-- Opening Marker --
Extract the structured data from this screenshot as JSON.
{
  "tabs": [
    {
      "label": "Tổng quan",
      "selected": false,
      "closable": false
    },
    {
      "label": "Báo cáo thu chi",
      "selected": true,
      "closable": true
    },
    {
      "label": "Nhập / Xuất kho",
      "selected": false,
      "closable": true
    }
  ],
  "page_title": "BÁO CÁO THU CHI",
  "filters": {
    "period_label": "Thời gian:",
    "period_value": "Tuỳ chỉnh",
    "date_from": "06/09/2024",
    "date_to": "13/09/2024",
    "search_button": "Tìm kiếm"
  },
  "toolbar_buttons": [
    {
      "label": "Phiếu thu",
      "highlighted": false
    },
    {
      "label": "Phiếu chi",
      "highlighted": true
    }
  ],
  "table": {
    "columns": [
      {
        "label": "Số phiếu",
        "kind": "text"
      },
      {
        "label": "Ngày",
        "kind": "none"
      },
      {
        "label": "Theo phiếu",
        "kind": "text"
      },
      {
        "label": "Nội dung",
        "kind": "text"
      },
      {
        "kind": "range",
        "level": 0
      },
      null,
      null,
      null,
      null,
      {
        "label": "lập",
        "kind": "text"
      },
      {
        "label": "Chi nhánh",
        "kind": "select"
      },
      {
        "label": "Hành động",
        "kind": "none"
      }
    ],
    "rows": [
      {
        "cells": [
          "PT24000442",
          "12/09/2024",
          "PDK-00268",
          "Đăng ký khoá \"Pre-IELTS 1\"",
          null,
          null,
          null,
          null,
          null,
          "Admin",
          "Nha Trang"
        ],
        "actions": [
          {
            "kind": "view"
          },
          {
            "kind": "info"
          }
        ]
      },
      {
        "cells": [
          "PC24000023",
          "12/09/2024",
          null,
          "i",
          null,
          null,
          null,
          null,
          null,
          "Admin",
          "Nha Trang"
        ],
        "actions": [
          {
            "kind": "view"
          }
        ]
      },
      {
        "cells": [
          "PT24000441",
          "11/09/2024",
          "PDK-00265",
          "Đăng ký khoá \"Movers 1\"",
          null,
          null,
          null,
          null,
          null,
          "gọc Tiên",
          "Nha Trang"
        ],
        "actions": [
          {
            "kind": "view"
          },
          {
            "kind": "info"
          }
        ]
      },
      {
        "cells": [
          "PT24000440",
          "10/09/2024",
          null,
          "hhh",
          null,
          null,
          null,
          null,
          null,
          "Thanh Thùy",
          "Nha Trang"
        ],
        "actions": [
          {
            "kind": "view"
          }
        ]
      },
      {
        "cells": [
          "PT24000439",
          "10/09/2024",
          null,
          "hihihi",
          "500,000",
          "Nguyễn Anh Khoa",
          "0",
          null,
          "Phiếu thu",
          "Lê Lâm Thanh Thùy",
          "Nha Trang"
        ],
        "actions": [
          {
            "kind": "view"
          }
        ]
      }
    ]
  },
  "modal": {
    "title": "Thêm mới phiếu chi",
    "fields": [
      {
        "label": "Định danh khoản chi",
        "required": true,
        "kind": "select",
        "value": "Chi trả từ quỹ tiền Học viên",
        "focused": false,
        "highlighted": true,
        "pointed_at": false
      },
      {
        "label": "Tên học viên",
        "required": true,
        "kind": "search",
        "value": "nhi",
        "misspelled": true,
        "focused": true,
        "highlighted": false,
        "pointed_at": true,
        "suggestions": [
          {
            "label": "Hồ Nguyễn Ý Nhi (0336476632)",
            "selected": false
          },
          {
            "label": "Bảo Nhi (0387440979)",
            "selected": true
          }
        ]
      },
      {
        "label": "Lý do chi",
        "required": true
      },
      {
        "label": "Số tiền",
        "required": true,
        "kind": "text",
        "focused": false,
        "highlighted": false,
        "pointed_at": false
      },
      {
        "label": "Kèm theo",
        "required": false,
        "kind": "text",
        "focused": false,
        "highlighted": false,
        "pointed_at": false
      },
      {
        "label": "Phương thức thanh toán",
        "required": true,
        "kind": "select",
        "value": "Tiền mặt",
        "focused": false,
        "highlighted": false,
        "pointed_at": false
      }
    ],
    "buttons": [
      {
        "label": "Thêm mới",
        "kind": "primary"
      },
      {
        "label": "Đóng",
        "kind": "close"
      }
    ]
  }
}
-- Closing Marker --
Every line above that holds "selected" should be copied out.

      "selected": false,
      "selected": true,
      "selected": false,
            "selected": false
            "selected": true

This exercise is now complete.